Project description:The present study provides normative measures for a new stimulus set of images consisting of 225 everyday objects, each depicted both as a photograph and a matched clipart image generated directly from the photograph (450 images total). The clipart images preserve the same scale, shape, orientation, and general color features as the corresponding photographs. Various norms (modal name and verb agreement measures, picture-name agreement, familiarity, visual complexity, and image agreement) were collected separately for each image type and in two different contexts: online (using Mechanical Turk) and in the laboratory. We discuss similarities and differences in the normative measures according to both image type and experimental context. The full set of norms is provided in the supplemental materials.

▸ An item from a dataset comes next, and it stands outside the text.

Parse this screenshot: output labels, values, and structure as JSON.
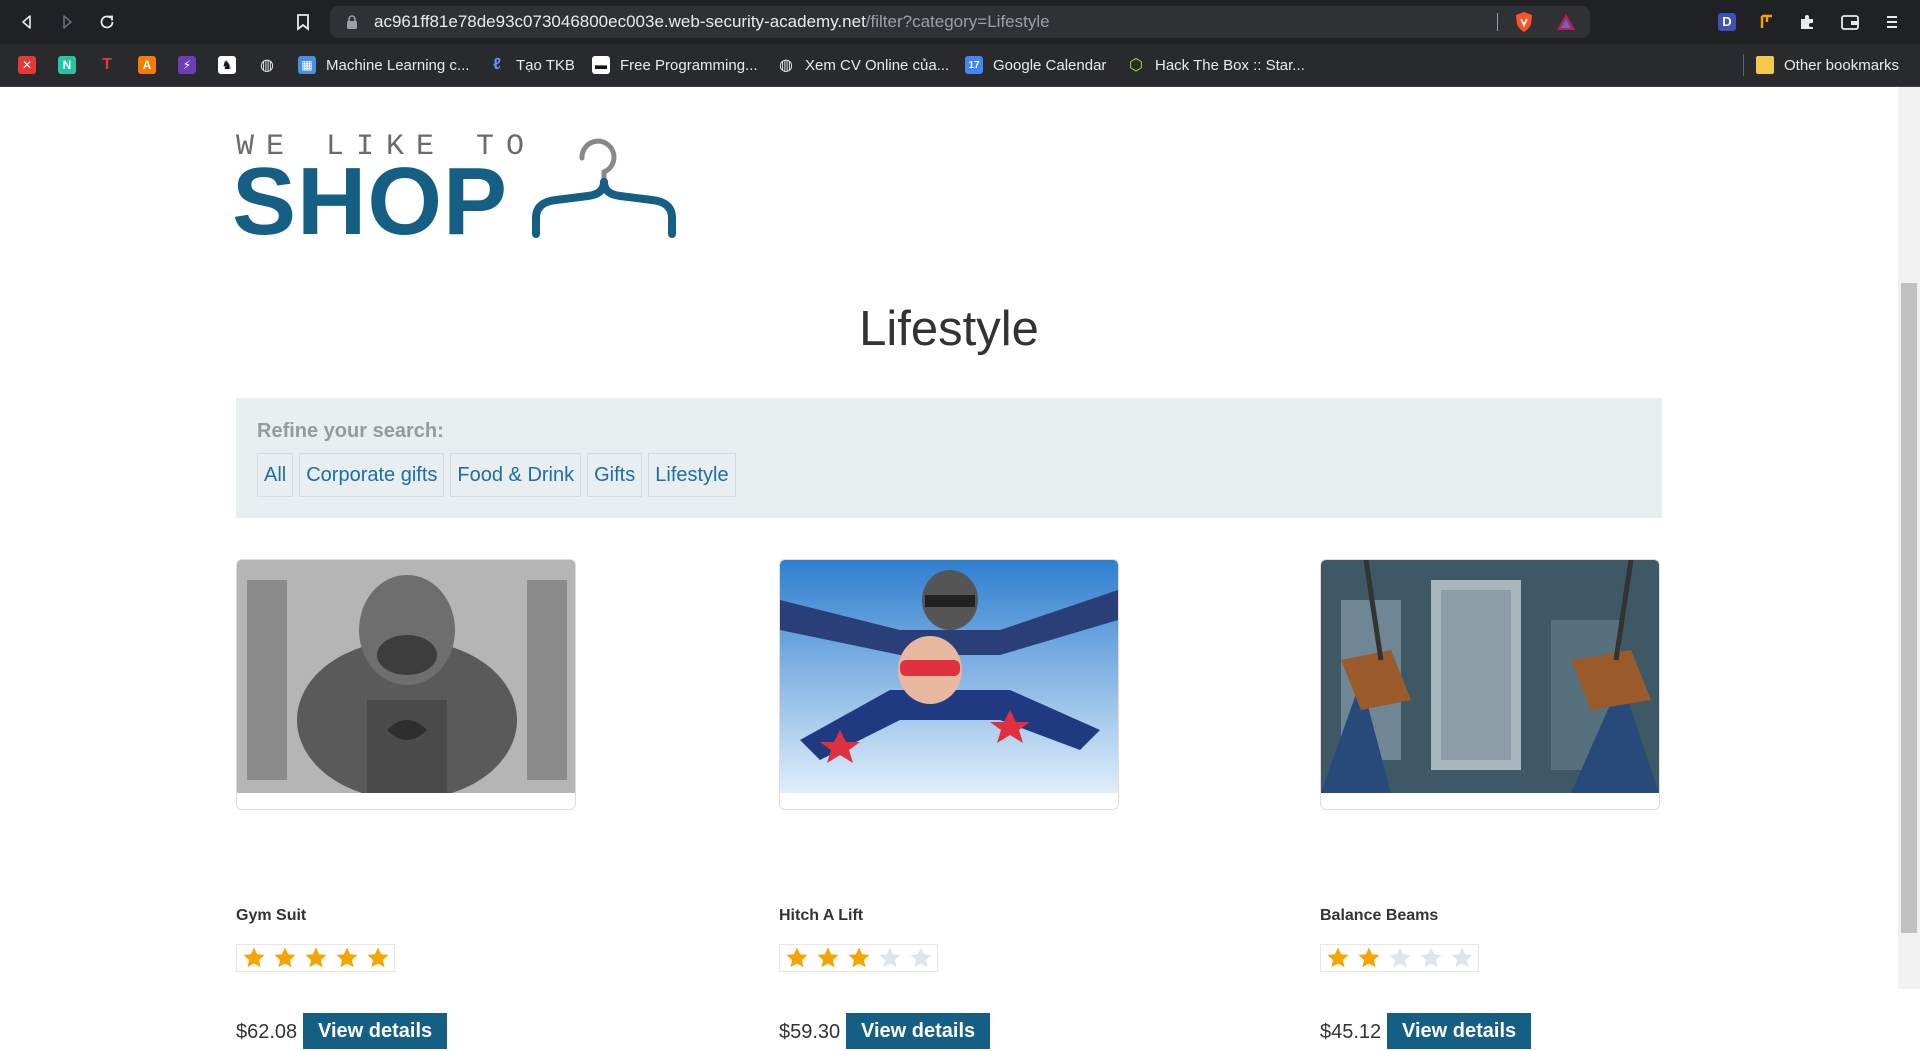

Project description:Recently, associations between facial structure and aggressive behaviour have been reported. Specifically, the facial width-to-height ratio (fWHR) is thought to link to aggression, although it is unclear whether this association is related to a specific dimension of aggression, or to a more generalized concept of dominance behaviour. Similarly, an association has been proposed between facial masculinity and dominant and aggressive behaviour, but, to date, this has not been formally tested. Because masculinity and fWHR are negatively correlated, it is unlikely that both signal similar behaviours. Here, we thus tested these associations and show that: (i) fWHR is related to both self-reported dominance and aggression; (ii) physical aggression, verbal aggression and anger, but not hostility are associated with fWHR; (iii) there is no evidence for a sex difference in associations between fWHR and aggression; and (iv) the facial masculinity index does not predict dominance or aggression. Taken together, these results indicate that fWHR, but not a measure of facial masculinity, cues dominance and specific types of aggression in both sexes.